As Wolverhampton Wanderers slipped to defeat against Blackpool, marking their tenth league game without recording a win, it would not be entirely incomprehensible to suggest that the atmosphere at Molineux took a turn for the worse as Tom Ince netted on the seventy-eighth minute – a goal that proved the eventual winner for the Seasiders.
Indeed, chants of “Morgan Out” and “where’s the money gone?” rang true from corner to corner of the historical ground, as frustrations toward the Black Country’s team recent poor run of form reached their pinnacle.
Though, it is somewhat unfathomable as to why the hierarchy are the target of such dissatisfaction – especially when taking investment into account alongside the club’s position just seven seasons ago.
Investing thirty million pound in exchange for buying the club for a measly tend pound at the request of former owner Sir Jack Hayward, Steve Morgan, a self-confessed Liverpool fan from birth and residing from Garston, inaugurated his reign with vows of Premier League establishment and rebuilding a stadium long past its sell by date.
If anything, Morgan’s solitary dishonour and indiscretion was underestimating the task ahead – and elevating the aspirations of the Molineux faithful too early, too hastily.
The number one objective of promotion to the elusive Premier League – one that had evaded Wolves ever since their exit at the conclusion of the 2003/04 season – was attained. Summer acquisitions of Sam Vokes, Chris Iwelumo, Richard Stearman and David Jones saw the Black Country club comfortably over the finish line as champions, spearheaded by Mick McCarthy’s stewardship throughout.
An undoubtedly hectic summer transfer window saw a cool fourteen million spent – including the six and a half million pound signing of highly coveted Reading striker Kevin Doyle. A proven Premier League player, Doyle more than justified his price tag with a plethora of unselfish performances in the lone role – simultaneously establishing himself as the talismanic figure of a grafting playing squad who secured the West Midlands side a comfortable fifteenth placed finish.
With the intention of building on previous success, a further fifteen million pound of the club’s, and Steve Morgan’s, money was parted with – in this case the bulk saw Steven Fletcher acquired from relegated Burnley, though the fee of Irishman Stephen Hunt wasn’t too far behind.

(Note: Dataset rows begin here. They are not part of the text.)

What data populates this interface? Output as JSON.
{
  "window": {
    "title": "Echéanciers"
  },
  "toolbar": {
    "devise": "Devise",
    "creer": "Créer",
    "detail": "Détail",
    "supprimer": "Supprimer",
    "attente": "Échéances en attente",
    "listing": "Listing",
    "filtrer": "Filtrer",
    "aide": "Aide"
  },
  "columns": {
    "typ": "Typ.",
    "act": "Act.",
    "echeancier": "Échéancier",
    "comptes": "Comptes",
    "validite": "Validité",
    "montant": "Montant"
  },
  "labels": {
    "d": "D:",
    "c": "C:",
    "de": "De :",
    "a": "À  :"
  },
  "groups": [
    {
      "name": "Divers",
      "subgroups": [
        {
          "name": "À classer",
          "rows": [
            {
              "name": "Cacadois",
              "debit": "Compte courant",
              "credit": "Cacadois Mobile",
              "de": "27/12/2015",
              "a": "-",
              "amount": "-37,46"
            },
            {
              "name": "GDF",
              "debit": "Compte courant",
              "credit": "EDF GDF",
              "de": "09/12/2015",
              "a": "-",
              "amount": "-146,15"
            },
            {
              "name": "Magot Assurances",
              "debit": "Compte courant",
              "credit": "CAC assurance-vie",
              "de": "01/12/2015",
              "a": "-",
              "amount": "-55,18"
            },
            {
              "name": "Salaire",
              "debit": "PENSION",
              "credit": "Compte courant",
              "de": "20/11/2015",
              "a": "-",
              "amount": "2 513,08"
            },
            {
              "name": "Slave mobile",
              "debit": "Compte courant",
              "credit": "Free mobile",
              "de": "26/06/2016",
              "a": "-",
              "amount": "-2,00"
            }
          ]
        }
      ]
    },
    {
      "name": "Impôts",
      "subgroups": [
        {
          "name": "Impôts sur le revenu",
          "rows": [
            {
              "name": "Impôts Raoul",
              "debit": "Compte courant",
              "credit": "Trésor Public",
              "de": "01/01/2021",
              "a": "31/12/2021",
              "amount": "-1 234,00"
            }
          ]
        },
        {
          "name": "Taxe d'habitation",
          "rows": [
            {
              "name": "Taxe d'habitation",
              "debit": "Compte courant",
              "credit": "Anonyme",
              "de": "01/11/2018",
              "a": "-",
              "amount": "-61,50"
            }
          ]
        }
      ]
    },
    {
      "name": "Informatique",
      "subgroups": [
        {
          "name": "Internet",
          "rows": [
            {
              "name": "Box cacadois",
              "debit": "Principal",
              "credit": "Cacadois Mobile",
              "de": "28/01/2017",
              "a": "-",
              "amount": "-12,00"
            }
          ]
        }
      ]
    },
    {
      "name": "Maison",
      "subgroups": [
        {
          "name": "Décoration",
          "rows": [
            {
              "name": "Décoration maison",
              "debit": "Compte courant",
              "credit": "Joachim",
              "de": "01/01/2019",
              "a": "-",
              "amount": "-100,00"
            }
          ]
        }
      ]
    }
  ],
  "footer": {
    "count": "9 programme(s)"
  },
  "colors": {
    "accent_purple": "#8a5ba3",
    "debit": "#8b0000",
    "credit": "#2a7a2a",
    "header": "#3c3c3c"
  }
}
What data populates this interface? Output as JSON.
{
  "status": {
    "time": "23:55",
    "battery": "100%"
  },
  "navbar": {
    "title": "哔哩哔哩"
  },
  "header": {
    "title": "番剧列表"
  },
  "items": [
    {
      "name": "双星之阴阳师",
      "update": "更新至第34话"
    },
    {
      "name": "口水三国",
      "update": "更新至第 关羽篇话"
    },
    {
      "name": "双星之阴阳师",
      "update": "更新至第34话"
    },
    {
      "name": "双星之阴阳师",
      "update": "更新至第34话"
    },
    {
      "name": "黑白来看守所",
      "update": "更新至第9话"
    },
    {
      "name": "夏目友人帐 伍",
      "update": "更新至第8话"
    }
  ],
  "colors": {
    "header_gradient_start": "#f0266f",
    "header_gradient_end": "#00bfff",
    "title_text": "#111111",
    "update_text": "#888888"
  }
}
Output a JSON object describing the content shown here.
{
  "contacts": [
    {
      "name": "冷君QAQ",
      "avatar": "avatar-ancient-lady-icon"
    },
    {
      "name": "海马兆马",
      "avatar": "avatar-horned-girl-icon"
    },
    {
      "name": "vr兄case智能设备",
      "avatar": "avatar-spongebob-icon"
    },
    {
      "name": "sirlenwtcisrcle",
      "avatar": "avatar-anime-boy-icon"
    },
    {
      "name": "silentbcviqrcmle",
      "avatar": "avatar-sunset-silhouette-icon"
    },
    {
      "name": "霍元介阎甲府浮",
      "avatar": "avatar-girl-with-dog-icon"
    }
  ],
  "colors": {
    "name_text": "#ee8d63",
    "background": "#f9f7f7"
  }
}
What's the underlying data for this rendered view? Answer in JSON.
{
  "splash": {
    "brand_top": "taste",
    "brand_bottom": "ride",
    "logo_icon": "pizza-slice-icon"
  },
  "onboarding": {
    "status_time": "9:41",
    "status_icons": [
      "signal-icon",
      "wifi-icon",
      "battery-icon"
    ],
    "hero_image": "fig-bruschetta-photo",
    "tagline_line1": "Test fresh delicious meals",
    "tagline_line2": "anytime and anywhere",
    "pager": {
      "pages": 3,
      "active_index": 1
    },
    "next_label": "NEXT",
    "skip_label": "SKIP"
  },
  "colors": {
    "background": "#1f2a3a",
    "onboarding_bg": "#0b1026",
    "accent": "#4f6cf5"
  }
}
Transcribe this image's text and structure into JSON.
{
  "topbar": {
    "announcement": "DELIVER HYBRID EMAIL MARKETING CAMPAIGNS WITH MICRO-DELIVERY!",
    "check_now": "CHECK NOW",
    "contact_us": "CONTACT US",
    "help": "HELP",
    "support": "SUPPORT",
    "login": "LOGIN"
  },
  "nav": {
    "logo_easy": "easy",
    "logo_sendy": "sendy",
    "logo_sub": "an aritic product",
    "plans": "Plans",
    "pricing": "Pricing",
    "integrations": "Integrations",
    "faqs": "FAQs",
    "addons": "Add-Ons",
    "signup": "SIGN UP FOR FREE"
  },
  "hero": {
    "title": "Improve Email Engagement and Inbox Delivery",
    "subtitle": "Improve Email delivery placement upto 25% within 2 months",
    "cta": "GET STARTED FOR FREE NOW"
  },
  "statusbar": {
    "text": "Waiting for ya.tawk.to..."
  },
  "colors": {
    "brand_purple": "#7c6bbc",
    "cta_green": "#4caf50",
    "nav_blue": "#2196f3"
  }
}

Despite a greater amount of wealth going out than coming in, Wolves will, without doubt, be forever indebted to Roman Pavlychenko and his last minute winner against Birmingham City that all but saw Premier League status sustained by the finest of margins.
Former loanee Jamie O’Hara and highly-rated Roger Johnson were attained in the wake of a third consecutive top flight season and, although acquired for modest transfer fees, both flaunted a healthy income of fourty thousand pound a week –a wage Johnson is still picking up to this present day.
In total, a generous and substantial thirty seven million pound was spent – comfortably positioning Wolverhampton Wanderers in the top six Premier League spenders for the three seasons they played there.
Therefore Wolves’ dilemma is not a lack of investment, but a misuse of the expense provided.
Steve Morgan saw ten million pound dissipated on personnel such as Stefan Maierhofer, Greg Halford and Andrew Surman – all of whom hardly lasted twelve months in the West Midlands.
To further amplify resource woes, nearest and dearest West Bromwich Albion have regularly recorded top half finishes upon promotion – dispensing a considerably more pragmatic twenty two million in the process.
Even upon relegation, ten million pounds worth of player incomings was injected into an already bloated squad, undoubtedly made possible by the twenty four million (even then, that sum includes add-ons whose criteria, perhaps, hasn’t been met yet) high profile outgoings.
In terms of the regularly acknowledged and vastly discussed fifty million parachute payment? Well, the club did lose forty million in turnover as a result of relegation. Morgan can be somewhat forgiven for not wanting to witness Wolves descend into financial disarray.
Fans yearning for a senseless and illogical squandering of fortune would do well to engage in conversation with followers of Birmingham City and Portsmouth – both gambled an irrational outlay on Premier League survival and return and, at present, suffer the consequences of their actions.
Certainly in this case, chants of “where’s the money gone?” would be best served in the direction of previous managerial regimes, as opposed to contemporary board members.